EuroNews: Should a special stress be put on the social dimension of the European Union?
Poettering: I think this is an important point, since we are discussing globalisation mainly from the economic perspective. We cannot only limit it to the market or competition – that is important too, but we do have to preserve our European social model and this should be part of the declaration.
EuroNews: And should we speak about a new Treaty or a new Constitution?
Poettering: At the end of the day it’s more important to preserve the substance of the treaty and bring it to reality, than to stick strictly to the words. If we can keep the substance of the constitution, then there is no need to call it a constitution. Because, anyway, the name doesn’t carry the same importance, in terms of meaning, as the content.
EuroNews: Do you consider – as many do – that the French presidential election is currently the main obstacle to any progress on a European level?
Poettering: It’s not only the French question and, unfortunately, the French “no” in a referendum. Other countries are also hesitating. I don’t want to mention the countries in particular, because I want results. And you can’t get results if you’re blaming or accusing other governments or countries, instead of coming closer together. We have to come closer together. Europe is about agreement, compromise. If we’re not able to agree, then we don’t get results. And if a country blocks the agreement we achieve with a veto, then the country isolates itself and doesn’t have the right anymore to ask for solidarity from the others.
EuroNews: Looking ahead 50 years, how should the first century of the Rome Treaty be celebrated?
Poettering: I do hope that at that time we will have a European Union capable of acting, a European Union that is strong, democratic, and that we can defend our values and interests in the world.
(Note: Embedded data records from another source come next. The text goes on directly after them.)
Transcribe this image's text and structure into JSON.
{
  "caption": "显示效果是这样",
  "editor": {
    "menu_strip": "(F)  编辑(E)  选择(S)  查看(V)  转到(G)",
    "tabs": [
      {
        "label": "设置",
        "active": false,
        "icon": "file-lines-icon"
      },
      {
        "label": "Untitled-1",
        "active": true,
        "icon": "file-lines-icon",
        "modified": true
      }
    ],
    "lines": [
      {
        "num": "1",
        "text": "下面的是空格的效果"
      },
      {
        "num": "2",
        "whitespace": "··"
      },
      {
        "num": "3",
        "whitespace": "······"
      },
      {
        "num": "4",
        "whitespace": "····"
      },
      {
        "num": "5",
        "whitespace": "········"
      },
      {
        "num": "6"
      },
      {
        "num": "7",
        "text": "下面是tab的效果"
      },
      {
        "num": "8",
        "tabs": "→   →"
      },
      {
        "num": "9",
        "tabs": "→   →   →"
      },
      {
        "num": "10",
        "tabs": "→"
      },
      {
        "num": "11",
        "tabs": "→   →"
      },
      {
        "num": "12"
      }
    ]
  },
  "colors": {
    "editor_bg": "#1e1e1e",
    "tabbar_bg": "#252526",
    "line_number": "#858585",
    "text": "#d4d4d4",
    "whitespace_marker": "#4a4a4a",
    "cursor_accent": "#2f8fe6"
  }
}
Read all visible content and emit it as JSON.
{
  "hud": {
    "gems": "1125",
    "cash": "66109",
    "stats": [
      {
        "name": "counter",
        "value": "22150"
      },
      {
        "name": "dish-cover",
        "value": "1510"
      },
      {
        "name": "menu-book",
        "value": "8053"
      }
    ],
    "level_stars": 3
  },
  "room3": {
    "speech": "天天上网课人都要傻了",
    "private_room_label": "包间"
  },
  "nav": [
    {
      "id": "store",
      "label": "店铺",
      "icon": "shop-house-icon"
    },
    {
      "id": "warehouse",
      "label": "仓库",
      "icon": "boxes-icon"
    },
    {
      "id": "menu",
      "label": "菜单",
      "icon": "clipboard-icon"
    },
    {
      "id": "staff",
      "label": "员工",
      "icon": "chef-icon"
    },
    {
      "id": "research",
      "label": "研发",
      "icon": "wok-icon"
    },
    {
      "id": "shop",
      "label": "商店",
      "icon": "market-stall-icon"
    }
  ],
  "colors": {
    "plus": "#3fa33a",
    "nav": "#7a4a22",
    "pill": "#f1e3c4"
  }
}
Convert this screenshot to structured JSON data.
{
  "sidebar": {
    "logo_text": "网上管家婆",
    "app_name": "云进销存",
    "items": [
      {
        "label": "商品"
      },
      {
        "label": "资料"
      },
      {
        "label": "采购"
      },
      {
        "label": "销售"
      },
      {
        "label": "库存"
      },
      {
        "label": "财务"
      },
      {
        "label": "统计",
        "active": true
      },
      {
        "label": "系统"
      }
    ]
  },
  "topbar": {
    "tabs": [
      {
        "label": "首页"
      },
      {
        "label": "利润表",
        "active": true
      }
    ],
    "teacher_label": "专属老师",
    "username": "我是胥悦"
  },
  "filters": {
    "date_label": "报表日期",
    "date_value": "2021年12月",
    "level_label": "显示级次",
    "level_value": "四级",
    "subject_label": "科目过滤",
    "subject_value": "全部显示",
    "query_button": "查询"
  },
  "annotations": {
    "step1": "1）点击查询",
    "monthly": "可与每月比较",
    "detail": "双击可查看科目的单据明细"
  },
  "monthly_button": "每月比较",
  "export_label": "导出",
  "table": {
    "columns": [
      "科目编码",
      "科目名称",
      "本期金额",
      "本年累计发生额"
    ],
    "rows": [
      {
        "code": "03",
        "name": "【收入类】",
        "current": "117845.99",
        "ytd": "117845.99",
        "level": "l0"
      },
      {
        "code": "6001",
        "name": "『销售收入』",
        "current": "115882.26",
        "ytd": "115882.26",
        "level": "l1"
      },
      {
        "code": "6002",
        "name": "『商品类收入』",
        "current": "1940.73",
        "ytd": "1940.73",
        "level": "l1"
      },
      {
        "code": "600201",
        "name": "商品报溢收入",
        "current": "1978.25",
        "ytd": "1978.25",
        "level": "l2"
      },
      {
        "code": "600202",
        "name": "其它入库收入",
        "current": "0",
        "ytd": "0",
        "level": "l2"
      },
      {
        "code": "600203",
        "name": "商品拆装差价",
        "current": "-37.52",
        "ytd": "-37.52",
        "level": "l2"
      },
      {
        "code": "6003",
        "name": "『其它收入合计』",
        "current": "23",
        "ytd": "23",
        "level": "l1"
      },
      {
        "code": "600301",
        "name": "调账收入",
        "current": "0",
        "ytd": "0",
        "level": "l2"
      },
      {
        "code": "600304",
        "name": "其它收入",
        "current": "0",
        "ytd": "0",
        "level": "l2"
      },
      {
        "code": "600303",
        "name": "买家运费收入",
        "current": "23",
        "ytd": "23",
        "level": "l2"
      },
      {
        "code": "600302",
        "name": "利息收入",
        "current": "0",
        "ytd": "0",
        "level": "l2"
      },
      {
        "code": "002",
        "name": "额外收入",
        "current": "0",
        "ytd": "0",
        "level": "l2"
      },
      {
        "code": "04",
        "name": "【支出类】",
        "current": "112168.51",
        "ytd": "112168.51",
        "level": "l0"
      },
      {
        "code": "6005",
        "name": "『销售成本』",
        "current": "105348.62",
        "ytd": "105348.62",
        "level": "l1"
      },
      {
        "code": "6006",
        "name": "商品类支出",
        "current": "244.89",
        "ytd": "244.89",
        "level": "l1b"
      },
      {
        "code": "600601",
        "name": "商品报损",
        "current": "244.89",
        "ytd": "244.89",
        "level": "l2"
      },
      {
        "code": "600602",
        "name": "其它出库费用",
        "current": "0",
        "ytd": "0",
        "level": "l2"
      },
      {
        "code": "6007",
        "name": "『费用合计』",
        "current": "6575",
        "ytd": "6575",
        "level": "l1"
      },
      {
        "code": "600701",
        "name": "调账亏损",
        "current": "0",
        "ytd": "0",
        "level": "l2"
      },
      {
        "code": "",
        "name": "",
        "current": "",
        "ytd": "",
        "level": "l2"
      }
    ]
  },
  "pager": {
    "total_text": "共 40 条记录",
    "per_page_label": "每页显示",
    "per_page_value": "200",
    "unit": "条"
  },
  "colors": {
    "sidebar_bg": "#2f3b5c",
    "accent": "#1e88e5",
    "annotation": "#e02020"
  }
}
I hope Europeans will be proud of the last one hundred years and they walk with confidence into the second century of a unified Europe.